Anyone with an interest in Anthony McCarten’s work may look at the title Brilliance and think: haven’t we been here before? We have. Brilliance, the 2012 version, is a reworking of McCarten’s 2003 novel about the life of Thomas Alva Edison, the great inventor. His premise for the rewrite shows the perfectionist in him: he felt the original book was “one that got away” and so, presented with the opportunity to deliver it as a script for a potential theatre production, has “line by line, rewritten, restructured and re-conceived” the original.
That original story was told in mostly linear fashion, and detailed, as does the new one, the dealings between Edison and J Pierpont Morgan, the relationship between inventor and banker being a rich source for McCarten to mine. It provides plenty of scope to explore the struggle Edison had balancing his desire to, literally, light up humanity, and the deal with the devil he had to make to secure the funds to do so. That story – and this – focuses on the great man’s great achievements – particularly the lightbulb and the phonograph, while bringing into the light, too, his not so wholesome legacy: the electric chair.
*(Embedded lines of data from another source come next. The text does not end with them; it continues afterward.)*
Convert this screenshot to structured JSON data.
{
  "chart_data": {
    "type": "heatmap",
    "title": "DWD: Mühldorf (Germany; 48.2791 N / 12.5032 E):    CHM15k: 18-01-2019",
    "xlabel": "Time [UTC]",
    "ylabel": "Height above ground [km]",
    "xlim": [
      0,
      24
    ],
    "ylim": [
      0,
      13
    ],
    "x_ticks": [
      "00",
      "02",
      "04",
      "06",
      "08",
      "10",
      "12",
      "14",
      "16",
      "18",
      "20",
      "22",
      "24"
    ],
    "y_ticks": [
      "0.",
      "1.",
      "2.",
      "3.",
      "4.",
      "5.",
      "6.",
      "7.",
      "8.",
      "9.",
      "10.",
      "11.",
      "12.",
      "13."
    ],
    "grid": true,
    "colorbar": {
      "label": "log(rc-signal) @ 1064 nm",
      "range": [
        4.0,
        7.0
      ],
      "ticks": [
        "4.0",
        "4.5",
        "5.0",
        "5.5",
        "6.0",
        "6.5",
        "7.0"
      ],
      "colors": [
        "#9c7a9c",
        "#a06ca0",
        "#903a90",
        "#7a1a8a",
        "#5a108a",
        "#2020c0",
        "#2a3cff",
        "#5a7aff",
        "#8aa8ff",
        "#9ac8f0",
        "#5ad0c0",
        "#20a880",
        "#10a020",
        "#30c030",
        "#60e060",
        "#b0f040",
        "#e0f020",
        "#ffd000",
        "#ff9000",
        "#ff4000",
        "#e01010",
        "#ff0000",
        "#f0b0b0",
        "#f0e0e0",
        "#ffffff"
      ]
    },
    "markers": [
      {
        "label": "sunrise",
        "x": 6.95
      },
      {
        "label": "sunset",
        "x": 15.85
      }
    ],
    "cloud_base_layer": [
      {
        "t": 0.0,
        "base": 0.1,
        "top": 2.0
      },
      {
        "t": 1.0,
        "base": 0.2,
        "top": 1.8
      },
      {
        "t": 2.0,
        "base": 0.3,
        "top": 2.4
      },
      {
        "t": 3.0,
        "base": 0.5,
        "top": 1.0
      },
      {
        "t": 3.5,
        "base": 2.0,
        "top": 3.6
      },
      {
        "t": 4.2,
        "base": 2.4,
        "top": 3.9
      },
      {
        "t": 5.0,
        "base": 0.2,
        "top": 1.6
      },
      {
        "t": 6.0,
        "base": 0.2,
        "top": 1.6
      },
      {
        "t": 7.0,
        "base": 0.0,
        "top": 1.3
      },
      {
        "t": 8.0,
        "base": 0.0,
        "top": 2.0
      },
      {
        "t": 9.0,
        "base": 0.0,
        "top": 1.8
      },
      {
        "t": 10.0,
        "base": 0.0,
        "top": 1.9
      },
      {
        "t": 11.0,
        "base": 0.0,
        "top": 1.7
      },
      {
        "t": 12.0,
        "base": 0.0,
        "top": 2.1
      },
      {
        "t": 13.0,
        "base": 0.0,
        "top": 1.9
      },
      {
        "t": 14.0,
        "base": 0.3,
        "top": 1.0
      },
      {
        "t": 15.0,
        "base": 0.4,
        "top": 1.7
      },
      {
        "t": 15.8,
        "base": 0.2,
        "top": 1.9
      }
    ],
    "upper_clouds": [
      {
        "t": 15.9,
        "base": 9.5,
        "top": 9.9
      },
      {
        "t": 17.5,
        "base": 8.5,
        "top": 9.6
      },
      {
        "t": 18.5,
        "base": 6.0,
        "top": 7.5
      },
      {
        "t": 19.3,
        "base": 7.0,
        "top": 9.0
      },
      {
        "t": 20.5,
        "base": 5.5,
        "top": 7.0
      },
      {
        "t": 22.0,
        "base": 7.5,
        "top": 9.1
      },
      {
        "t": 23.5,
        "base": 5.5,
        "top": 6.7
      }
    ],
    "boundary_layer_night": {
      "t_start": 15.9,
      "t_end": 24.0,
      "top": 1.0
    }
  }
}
The conception of this came about through his wanting to discredit Nikola Tesla and his backer, entrepreneur George Westinghouse (he went so far as to name the chair the Westinghouse Chair). The idea was to show it was the lethal AC current that ensured the chair did its job, opening the way for Edison’s beloved DC current to find favour the world over. The whole thing and the interminable termination time of its first victim, the dapper William Kemmler, provides some of the best writing in the novel; it also left a nasty stain on Edison’s otherwise immaculate reputation.
The new Brilliance covers the same ground, but dividing the book structurally into a “then and now” scenario lends much greater humanity to both men, as Edison, looking back, is wistful and compassionate, if not entirely self-forgiving. My complaint when reviewing the original version of the novel was that neither major character was particularly likeable: they both come out better in this account. Morgan was not likeable anyway and Edison abandoned his family, effectively, to pursue the workings in his mind, but McCarten succeeds this time in making them more human, their frailties forgivable rather than contemptible. Initially, it was a case of great story, interesting time of history, opportunity lost. Now, we have a great tale, well written and so much more, dare I say it, illuminating than the one that preceded it.
BRILLIANCE, by Anthony McCarten (Alma, $39.99).
Michael Larsen is a writer and reviewer.